INSTRUCTIONS TO FOLLOW
Quote the records in full and leave their pictures out.

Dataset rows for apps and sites
:::

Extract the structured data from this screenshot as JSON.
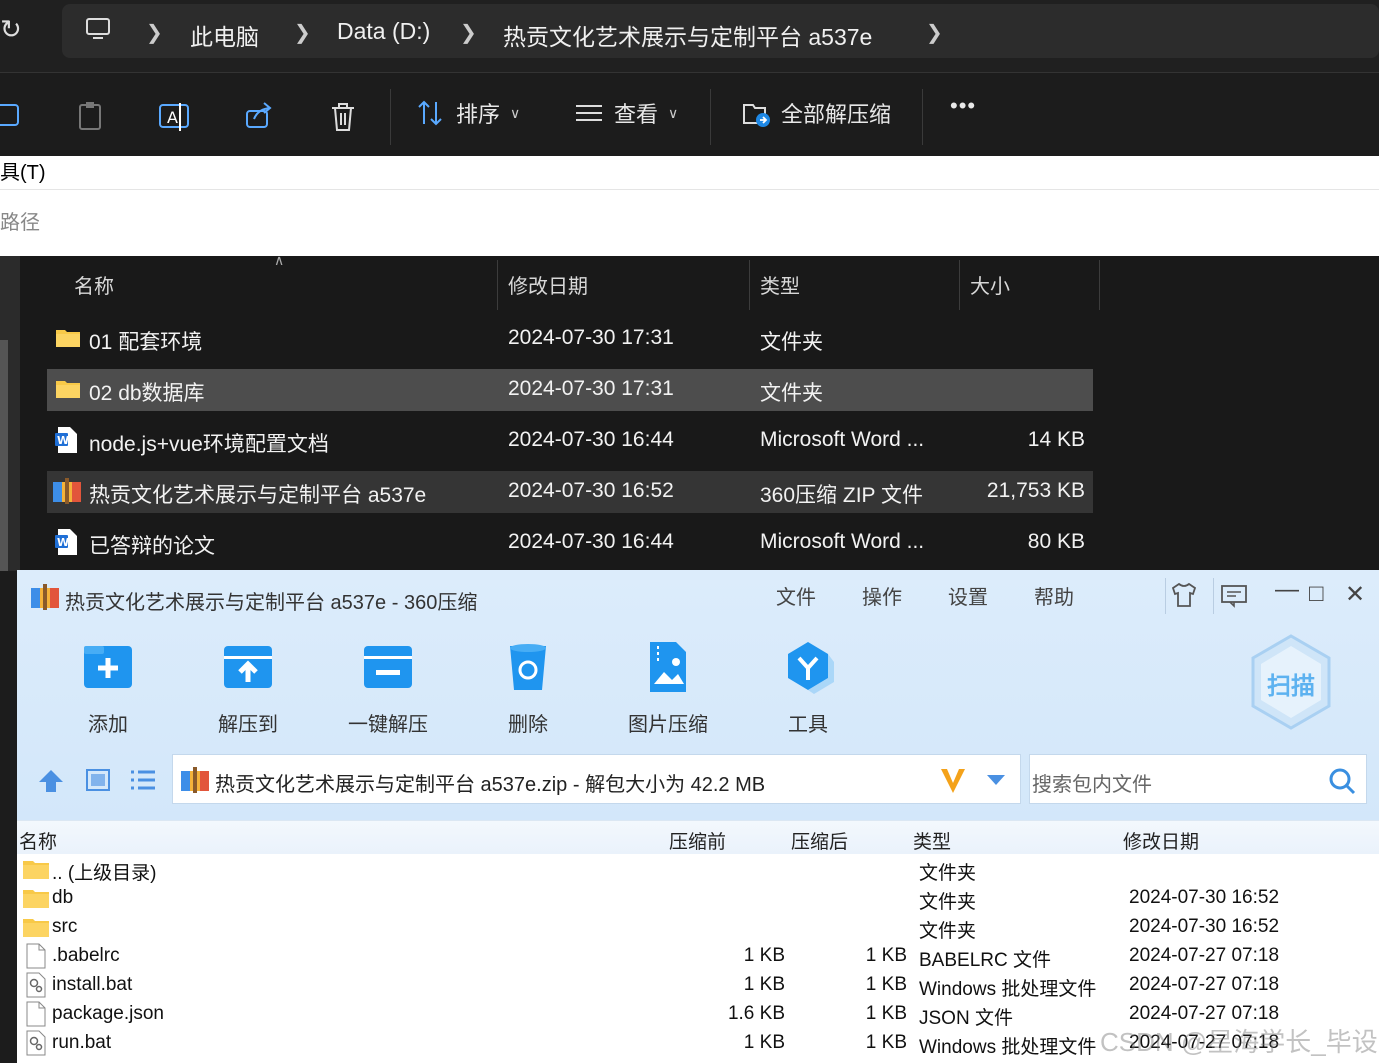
{
  "explorer": {
    "breadcrumb": [
      "此电脑",
      "Data (D:)",
      "热贡文化艺术展示与定制平台 a537e"
    ],
    "commands": {
      "sort": "排序",
      "view": "查看",
      "extract_all": "全部解压缩",
      "more": "•••"
    },
    "menu_fragment": "具(T)",
    "path_fragment": "路径",
    "columns": {
      "name": "名称",
      "modified": "修改日期",
      "type": "类型",
      "size": "大小"
    },
    "files": [
      {
        "name": "01 配套环境",
        "modified": "2024-07-30 17:31",
        "type": "文件夹",
        "size": "",
        "icon": "folder-icon",
        "state": "normal"
      },
      {
        "name": "02 db数据库",
        "modified": "2024-07-30 17:31",
        "type": "文件夹",
        "size": "",
        "icon": "folder-icon",
        "state": "selected"
      },
      {
        "name": "node.js+vue环境配置文档",
        "modified": "2024-07-30 16:44",
        "type": "Microsoft Word ...",
        "size": "14 KB",
        "icon": "word-doc-icon",
        "state": "normal"
      },
      {
        "name": "热贡文化艺术展示与定制平台 a537e",
        "modified": "2024-07-30 16:52",
        "type": "360压缩 ZIP 文件",
        "size": "21,753 KB",
        "icon": "zip-archive-icon",
        "state": "hover"
      },
      {
        "name": "已答辩的论文",
        "modified": "2024-07-30 16:44",
        "type": "Microsoft Word ...",
        "size": "80 KB",
        "icon": "word-doc-icon",
        "state": "normal"
      }
    ]
  },
  "zip_window": {
    "title": "热贡文化艺术展示与定制平台 a537e - 360压缩",
    "menu": [
      "文件",
      "操作",
      "设置",
      "帮助"
    ],
    "toolbar": [
      "添加",
      "解压到",
      "一键解压",
      "删除",
      "图片压缩",
      "工具"
    ],
    "scan_label": "扫描",
    "path": "热贡文化艺术展示与定制平台 a537e.zip - 解包大小为 42.2 MB",
    "search_placeholder": "搜索包内文件",
    "columns": {
      "name": "名称",
      "before": "压缩前",
      "after": "压缩后",
      "type": "类型",
      "modified": "修改日期"
    },
    "entries": [
      {
        "name": ".. (上级目录)",
        "before": "",
        "after": "",
        "type": "文件夹",
        "modified": "",
        "icon": "folder-icon"
      },
      {
        "name": "db",
        "before": "",
        "after": "",
        "type": "文件夹",
        "modified": "2024-07-30 16:52",
        "icon": "folder-icon"
      },
      {
        "name": "src",
        "before": "",
        "after": "",
        "type": "文件夹",
        "modified": "2024-07-30 16:52",
        "icon": "folder-icon"
      },
      {
        "name": ".babelrc",
        "before": "1 KB",
        "after": "1 KB",
        "type": "BABELRC 文件",
        "modified": "2024-07-27 07:18",
        "icon": "file-icon"
      },
      {
        "name": "install.bat",
        "before": "1 KB",
        "after": "1 KB",
        "type": "Windows 批处理文件",
        "modified": "2024-07-27 07:18",
        "icon": "batch-file-icon"
      },
      {
        "name": "package.json",
        "before": "1.6 KB",
        "after": "1 KB",
        "type": "JSON 文件",
        "modified": "2024-07-27 07:18",
        "icon": "file-icon"
      },
      {
        "name": "run.bat",
        "before": "1 KB",
        "after": "1 KB",
        "type": "Windows 批处理文件",
        "modified": "2024-07-27 07:18",
        "icon": "batch-file-icon"
      }
    ]
  },
  "watermark": "CSDN @星海学长_毕设",
  "colors": {
    "explorer_bg": "#191919",
    "selected_row": "#4d4d4d",
    "zip_header_bg": "#d3e7fa",
    "accent_blue": "#1a8be8",
    "folder_yellow": "#f8c948"
  }
}
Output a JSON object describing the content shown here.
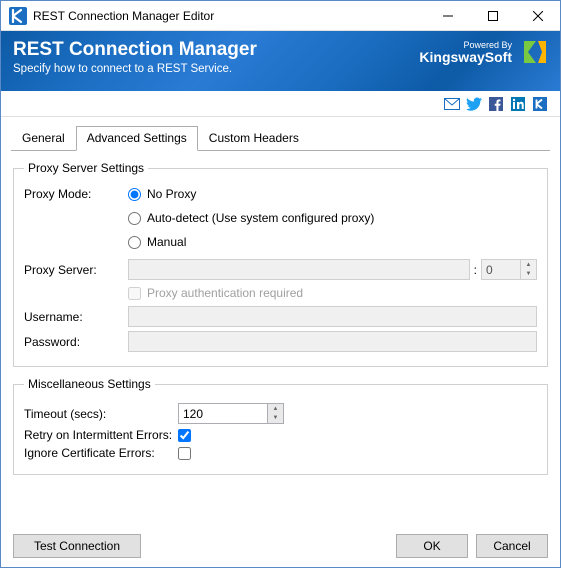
{
  "window": {
    "title": "REST Connection Manager Editor"
  },
  "header": {
    "title": "REST Connection Manager",
    "subtitle": "Specify how to connect to a REST Service.",
    "powered_by": "Powered By",
    "brand": "KingswaySoft"
  },
  "tabs": {
    "general": "General",
    "advanced": "Advanced Settings",
    "custom_headers": "Custom Headers"
  },
  "proxy": {
    "legend": "Proxy Server Settings",
    "mode_label": "Proxy Mode:",
    "no_proxy": "No Proxy",
    "auto_detect": "Auto-detect (Use system configured proxy)",
    "manual": "Manual",
    "server_label": "Proxy Server:",
    "server_value": "",
    "port_value": "0",
    "colon": ":",
    "auth_required": "Proxy authentication required",
    "username_label": "Username:",
    "username_value": "",
    "password_label": "Password:",
    "password_value": ""
  },
  "misc": {
    "legend": "Miscellaneous Settings",
    "timeout_label": "Timeout (secs):",
    "timeout_value": "120",
    "retry_label": "Retry on Intermittent Errors:",
    "ignore_cert_label": "Ignore Certificate Errors:"
  },
  "buttons": {
    "test": "Test Connection",
    "ok": "OK",
    "cancel": "Cancel"
  }
}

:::

REPLY
Extract the structured data from this screenshot as JSON.
{
  "explorer": {
    "breadcrumb": [
      "此电脑",
      "Data (D:)",
      "热贡文化艺术展示与定制平台 a537e"
    ],
    "commands": {
      "sort": "排序",
      "view": "查看",
      "extract_all": "全部解压缩",
      "more": "•••"
    },
    "menu_fragment": "具(T)",
    "path_fragment": "路径",
    "columns": {
      "name": "名称",
      "modified": "修改日期",
      "type": "类型",
      "size": "大小"
    },
    "files": [
      {
        "name": "01 配套环境",
        "modified": "2024-07-30 17:31",
        "type": "文件夹",
        "size": "",
        "icon": "folder-icon",
        "state": "normal"
      },
      {
        "name": "02 db数据库",
        "modified": "2024-07-30 17:31",
        "type": "文件夹",
        "size": "",
        "icon": "folder-icon",
        "state": "selected"
      },
      {
        "name": "node.js+vue环境配置文档",
        "modified": "2024-07-30 16:44",
        "type": "Microsoft Word ...",
        "size": "14 KB",
        "icon": "word-doc-icon",
        "state": "normal"
      },
      {
        "name": "热贡文化艺术展示与定制平台 a537e",
        "modified": "2024-07-30 16:52",
        "type": "360压缩 ZIP 文件",
        "size": "21,753 KB",
        "icon": "zip-archive-icon",
        "state": "hover"
      },
      {
        "name": "已答辩的论文",
        "modified": "2024-07-30 16:44",
        "type": "Microsoft Word ...",
        "size": "80 KB",
        "icon": "word-doc-icon",
        "state": "normal"
      }
    ]
  },
  "zip_window": {
    "title": "热贡文化艺术展示与定制平台 a537e - 360压缩",
    "menu": [
      "文件",
      "操作",
      "设置",
      "帮助"
    ],
    "toolbar": [
      "添加",
      "解压到",
      "一键解压",
      "删除",
      "图片压缩",
      "工具"
    ],
    "scan_label": "扫描",
    "path": "热贡文化艺术展示与定制平台 a537e.zip - 解包大小为 42.2 MB",
    "search_placeholder": "搜索包内文件",
    "columns": {
      "name": "名称",
      "before": "压缩前",
      "after": "压缩后",
      "type": "类型",
      "modified": "修改日期"
    },
    "entries": [
      {
        "name": ".. (上级目录)",
        "before": "",
        "after": "",
        "type": "文件夹",
        "modified": "",
        "icon": "folder-icon"
      },
      {
        "name": "db",
        "before": "",
        "after": "",
        "type": "文件夹",
        "modified": "2024-07-30 16:52",
        "icon": "folder-icon"
      },
      {
        "name": "src",
        "before": "",
        "after": "",
        "type": "文件夹",
        "modified": "2024-07-30 16:52",
        "icon": "folder-icon"
      },
      {
        "name": ".babelrc",
        "before": "1 KB",
        "after": "1 KB",
        "type": "BABELRC 文件",
        "modified": "2024-07-27 07:18",
        "icon": "file-icon"
      },
      {
        "name": "install.bat",
        "before": "1 KB",
        "after": "1 KB",
        "type": "Windows 批处理文件",
        "modified": "2024-07-27 07:18",
        "icon": "batch-file-icon"
      },
      {
        "name": "package.json",
        "before": "1.6 KB",
        "after": "1 KB",
        "type": "JSON 文件",
        "modified": "2024-07-27 07:18",
        "icon": "file-icon"
      },
      {
        "name": "run.bat",
        "before": "1 KB",
        "after": "1 KB",
        "type": "Windows 批处理文件",
        "modified": "2024-07-27 07:18",
        "icon": "batch-file-icon"
      }
    ]
  },
  "watermark": "CSDN @星海学长_毕设",
  "colors": {
    "explorer_bg": "#191919",
    "selected_row": "#4d4d4d",
    "zip_header_bg": "#d3e7fa",
    "accent_blue": "#1a8be8",
    "folder_yellow": "#f8c948"
  }
}
Output a JSON object describing the content shown here.
{
  "window": {
    "title": "REST Connection Manager Editor"
  },
  "header": {
    "title": "REST Connection Manager",
    "subtitle": "Specify how to connect to a REST Service.",
    "powered_by": "Powered By",
    "brand": "KingswaySoft"
  },
  "tabs": {
    "general": "General",
    "advanced": "Advanced Settings",
    "custom_headers": "Custom Headers"
  },
  "proxy": {
    "legend": "Proxy Server Settings",
    "mode_label": "Proxy Mode:",
    "no_proxy": "No Proxy",
    "auto_detect": "Auto-detect (Use system configured proxy)",
    "manual": "Manual",
    "server_label": "Proxy Server:",
    "server_value": "",
    "port_value": "0",
    "colon": ":",
    "auth_required": "Proxy authentication required",
    "username_label": "Username:",
    "username_value": "",
    "password_label": "Password:",
    "password_value": ""
  },
  "misc": {
    "legend": "Miscellaneous Settings",
    "timeout_label": "Timeout (secs):",
    "timeout_value": "120",
    "retry_label": "Retry on Intermittent Errors:",
    "ignore_cert_label": "Ignore Certificate Errors:"
  },
  "buttons": {
    "test": "Test Connection",
    "ok": "OK",
    "cancel": "Cancel"
  }
}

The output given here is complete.